--- Data in this exercise ---
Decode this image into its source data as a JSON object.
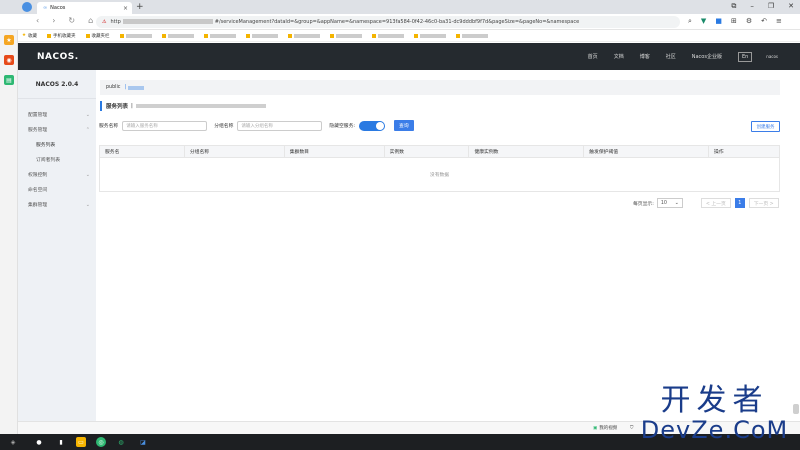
{
  "browser": {
    "tab_title": "Nacos",
    "tab_favicon": "∞",
    "url_visible_start": "http",
    "url_visible_text": "#/serviceManagement?dataId=&group=&appName=&namespace=913fa584-0f42-46c0-ba31-dc9dddbf9f7d&pageSize=&pageNo=&namespace",
    "bookmarks": [
      {
        "label": "收藏"
      },
      {
        "label": "手机收藏夹"
      },
      {
        "label": "收藏夹栏"
      }
    ]
  },
  "header": {
    "logo": "NACOS.",
    "nav": [
      "首页",
      "文档",
      "博客",
      "社区",
      "Nacos企业版"
    ],
    "lang": "En",
    "user": "nacos"
  },
  "sidebar": {
    "version": "NACOS 2.0.4",
    "items": [
      {
        "label": "配置管理",
        "chev": "⌄"
      },
      {
        "label": "服务管理",
        "chev": "⌃"
      },
      {
        "label": "服务列表",
        "chev": ""
      },
      {
        "label": "订阅者列表",
        "chev": ""
      },
      {
        "label": "权限控制",
        "chev": "⌄"
      },
      {
        "label": "命名空间",
        "chev": ""
      },
      {
        "label": "集群管理",
        "chev": "⌄"
      }
    ]
  },
  "main": {
    "breadcrumb": {
      "root": "public",
      "sep": "|"
    },
    "page_title": "服务列表",
    "page_title_sep": "|",
    "filters": {
      "service_name_label": "服务名称",
      "service_name_placeholder": "请输入服务名称",
      "group_name_label": "分组名称",
      "group_name_placeholder": "请输入分组名称",
      "hide_empty_label": "隐藏空服务:",
      "query_button": "查询"
    },
    "create_button": "创建服务",
    "table": {
      "columns": [
        "服务名",
        "分组名称",
        "集群数目",
        "实例数",
        "健康实例数",
        "触发保护阈值",
        "操作"
      ],
      "empty_text": "没有数据"
    },
    "pagination": {
      "page_size_label": "每页显示:",
      "page_size_value": "10",
      "prev_label": "< 上一页",
      "current_page": "1",
      "next_label": "下一页 >"
    }
  },
  "statusbar": {
    "video_label": "我的视频"
  },
  "watermark": {
    "line1": "开发者",
    "line2": "DevZe.CoM"
  }
}
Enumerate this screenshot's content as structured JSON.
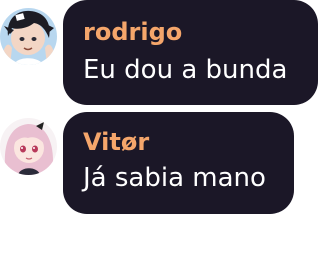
{
  "messages": [
    {
      "author": "rodrigo",
      "text": "Eu dou a bunda",
      "author_color": "#f5a66b",
      "avatar_icon": "anime-boy-avatar-icon"
    },
    {
      "author": "Vitør",
      "text": "Já sabia mano",
      "author_color": "#f5a66b",
      "avatar_icon": "anime-girl-avatar-icon"
    }
  ],
  "colors": {
    "bubble_background": "#1b1727",
    "message_text": "#ffffff",
    "page_background": "#ffffff"
  }
}
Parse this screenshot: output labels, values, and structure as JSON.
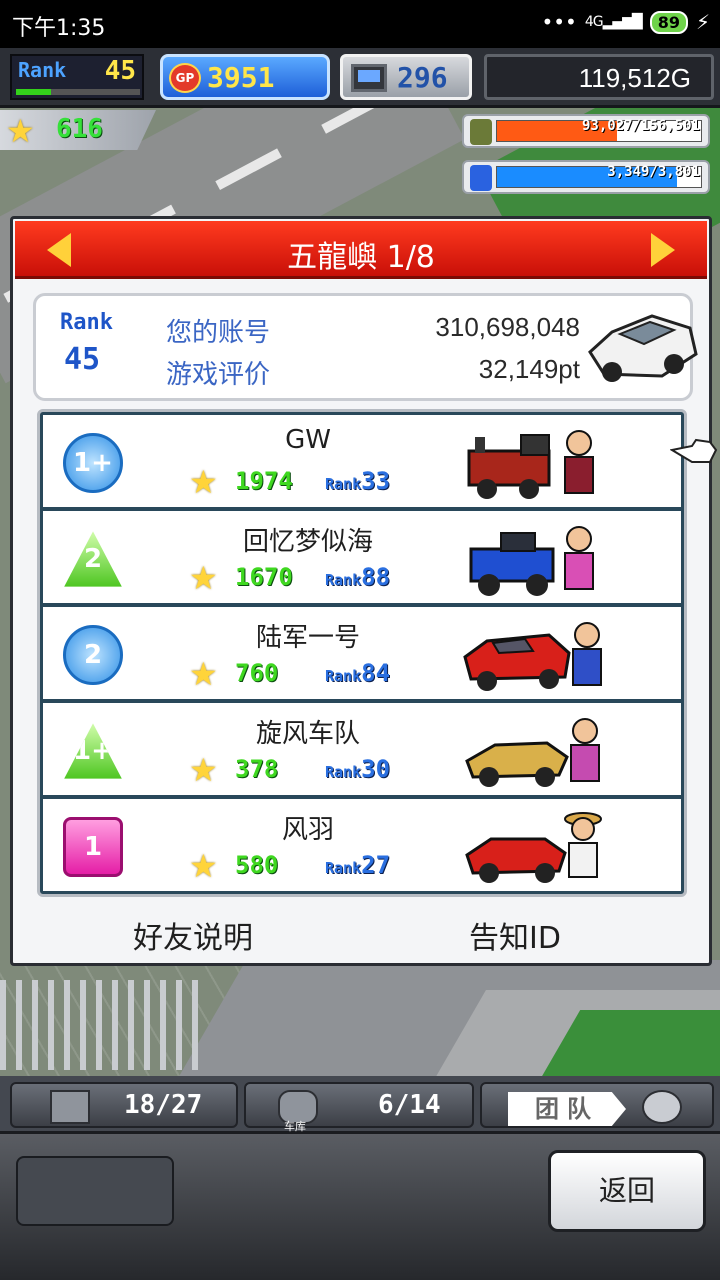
{
  "status_bar": {
    "time": "下午1:35",
    "network": "4G",
    "battery": "89"
  },
  "hud": {
    "rank_label": "Rank",
    "rank_value": "45",
    "rank_progress": 0.28,
    "gp_label": "GP",
    "gp_value": "3951",
    "research_value": "296",
    "money": "119,512G"
  },
  "stars": {
    "value": "616"
  },
  "resources": [
    {
      "icon": "fuel-barrel-icon",
      "value": "93,027/156,501",
      "fraction": 0.59,
      "color": "#ff5a14"
    },
    {
      "icon": "water-bottle-icon",
      "value": "3,349/3,801",
      "fraction": 0.88,
      "color": "#1a8cff"
    }
  ],
  "dialog": {
    "title": "五龍嶼 1/8",
    "account": {
      "rank_label": "Rank",
      "rank_value": "45",
      "id_label": "您的账号",
      "id_value": "310,698,048",
      "score_label": "游戏评价",
      "score_value": "32,149pt"
    },
    "friends": [
      {
        "badge": "1+",
        "badge_shape": "circle",
        "name": "GW",
        "stars": "1974",
        "rank_label": "Rank",
        "rank": "33"
      },
      {
        "badge": "2",
        "badge_shape": "tri",
        "name": "回忆梦似海",
        "stars": "1670",
        "rank_label": "Rank",
        "rank": "88"
      },
      {
        "badge": "2",
        "badge_shape": "circle",
        "name": "陆军一号",
        "stars": "760",
        "rank_label": "Rank",
        "rank": "84"
      },
      {
        "badge": "1+",
        "badge_shape": "tri",
        "name": "旋风车队",
        "stars": "378",
        "rank_label": "Rank",
        "rank": "30"
      },
      {
        "badge": "1",
        "badge_shape": "square",
        "name": "风羽",
        "stars": "580",
        "rank_label": "Rank",
        "rank": "27"
      }
    ],
    "footer": {
      "left": "好友说明",
      "right": "告知ID"
    }
  },
  "bottom": {
    "tab1_value": "18/27",
    "tab2_label": "车库",
    "tab2_value": "6/14",
    "tab3_label": "团队",
    "back": "返回"
  },
  "colors": {
    "header_red": "#e8180f",
    "accent_blue": "#1e55c8",
    "star_green": "#3fd820"
  }
}
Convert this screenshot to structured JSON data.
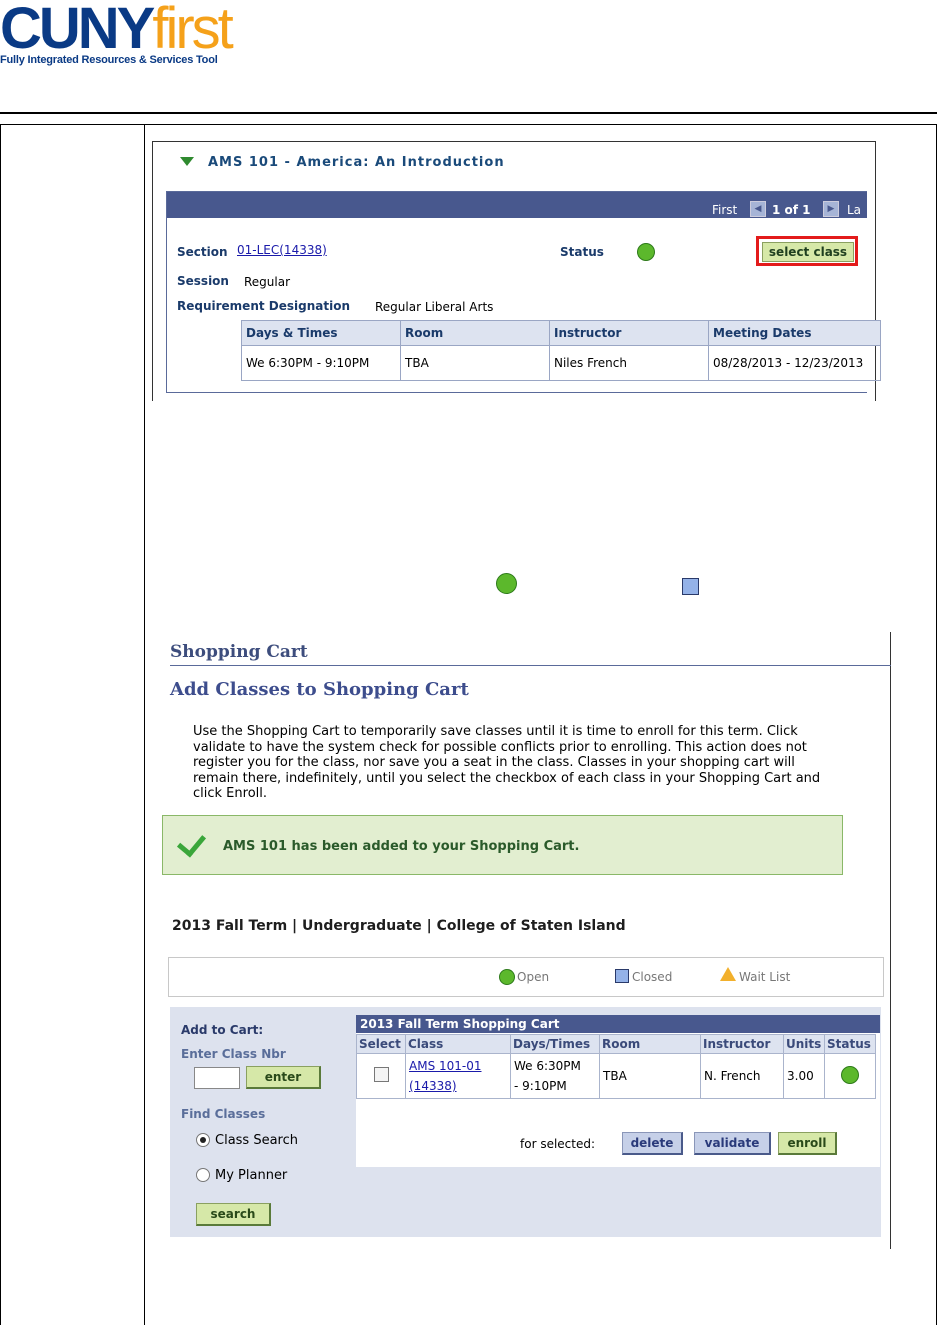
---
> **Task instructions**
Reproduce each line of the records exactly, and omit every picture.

> **Exercise result**
Decode this image into its source data as a JSON object.
{
  "browser": {
    "tab_title": "Nacos",
    "tab_favicon": "∞",
    "url_visible_start": "http",
    "url_visible_text": "#/serviceManagement?dataId=&group=&appName=&namespace=913fa584-0f42-46c0-ba31-dc9dddbf9f7d&pageSize=&pageNo=&namespace",
    "bookmarks": [
      {
        "label": "收藏"
      },
      {
        "label": "手机收藏夹"
      },
      {
        "label": "收藏夹栏"
      }
    ]
  },
  "header": {
    "logo": "NACOS.",
    "nav": [
      "首页",
      "文档",
      "博客",
      "社区",
      "Nacos企业版"
    ],
    "lang": "En",
    "user": "nacos"
  },
  "sidebar": {
    "version": "NACOS 2.0.4",
    "items": [
      {
        "label": "配置管理",
        "chev": "⌄"
      },
      {
        "label": "服务管理",
        "chev": "⌃"
      },
      {
        "label": "服务列表",
        "chev": ""
      },
      {
        "label": "订阅者列表",
        "chev": ""
      },
      {
        "label": "权限控制",
        "chev": "⌄"
      },
      {
        "label": "命名空间",
        "chev": ""
      },
      {
        "label": "集群管理",
        "chev": "⌄"
      }
    ]
  },
  "main": {
    "breadcrumb": {
      "root": "public",
      "sep": "|"
    },
    "page_title": "服务列表",
    "page_title_sep": "|",
    "filters": {
      "service_name_label": "服务名称",
      "service_name_placeholder": "请输入服务名称",
      "group_name_label": "分组名称",
      "group_name_placeholder": "请输入分组名称",
      "hide_empty_label": "隐藏空服务:",
      "query_button": "查询"
    },
    "create_button": "创建服务",
    "table": {
      "columns": [
        "服务名",
        "分组名称",
        "集群数目",
        "实例数",
        "健康实例数",
        "触发保护阈值",
        "操作"
      ],
      "empty_text": "没有数据"
    },
    "pagination": {
      "page_size_label": "每页显示:",
      "page_size_value": "10",
      "prev_label": "< 上一页",
      "current_page": "1",
      "next_label": "下一页 >"
    }
  },
  "statusbar": {
    "video_label": "我的视频"
  },
  "watermark": {
    "line1": "开发者",
    "line2": "DevZe.CoM"
  }
}
Enumerate this screenshot's content as structured JSON.
{
  "messages": [
    {
      "author": "rodrigo",
      "text": "Eu dou a bunda",
      "author_color": "#f5a66b",
      "avatar_icon": "anime-boy-avatar-icon"
    },
    {
      "author": "Vitør",
      "text": "Já sabia mano",
      "author_color": "#f5a66b",
      "avatar_icon": "anime-girl-avatar-icon"
    }
  ],
  "colors": {
    "bubble_background": "#1b1727",
    "message_text": "#ffffff",
    "page_background": "#ffffff"
  }
}
Parse this screenshot: output labels, values, and structure as JSON.
{
  "status_bar": {
    "time": "下午1:35",
    "network": "4G",
    "battery": "89"
  },
  "hud": {
    "rank_label": "Rank",
    "rank_value": "45",
    "rank_progress": 0.28,
    "gp_label": "GP",
    "gp_value": "3951",
    "research_value": "296",
    "money": "119,512G"
  },
  "stars": {
    "value": "616"
  },
  "resources": [
    {
      "icon": "fuel-barrel-icon",
      "value": "93,027/156,501",
      "fraction": 0.59,
      "color": "#ff5a14"
    },
    {
      "icon": "water-bottle-icon",
      "value": "3,349/3,801",
      "fraction": 0.88,
      "color": "#1a8cff"
    }
  ],
  "dialog": {
    "title": "五龍嶼 1/8",
    "account": {
      "rank_label": "Rank",
      "rank_value": "45",
      "id_label": "您的账号",
      "id_value": "310,698,048",
      "score_label": "游戏评价",
      "score_value": "32,149pt"
    },
    "friends": [
      {
        "badge": "1+",
        "badge_shape": "circle",
        "name": "GW",
        "stars": "1974",
        "rank_label": "Rank",
        "rank": "33"
      },
      {
        "badge": "2",
        "badge_shape": "tri",
        "name": "回忆梦似海",
        "stars": "1670",
        "rank_label": "Rank",
        "rank": "88"
      },
      {
        "badge": "2",
        "badge_shape": "circle",
        "name": "陆军一号",
        "stars": "760",
        "rank_label": "Rank",
        "rank": "84"
      },
      {
        "badge": "1+",
        "badge_shape": "tri",
        "name": "旋风车队",
        "stars": "378",
        "rank_label": "Rank",
        "rank": "30"
      },
      {
        "badge": "1",
        "badge_shape": "square",
        "name": "风羽",
        "stars": "580",
        "rank_label": "Rank",
        "rank": "27"
      }
    ],
    "footer": {
      "left": "好友说明",
      "right": "告知ID"
    }
  },
  "bottom": {
    "tab1_value": "18/27",
    "tab2_label": "车库",
    "tab2_value": "6/14",
    "tab3_label": "团队",
    "back": "返回"
  },
  "colors": {
    "header_red": "#e8180f",
    "accent_blue": "#1e55c8",
    "star_green": "#3fd820"
  }
}
Convert this screenshot to structured JSON data.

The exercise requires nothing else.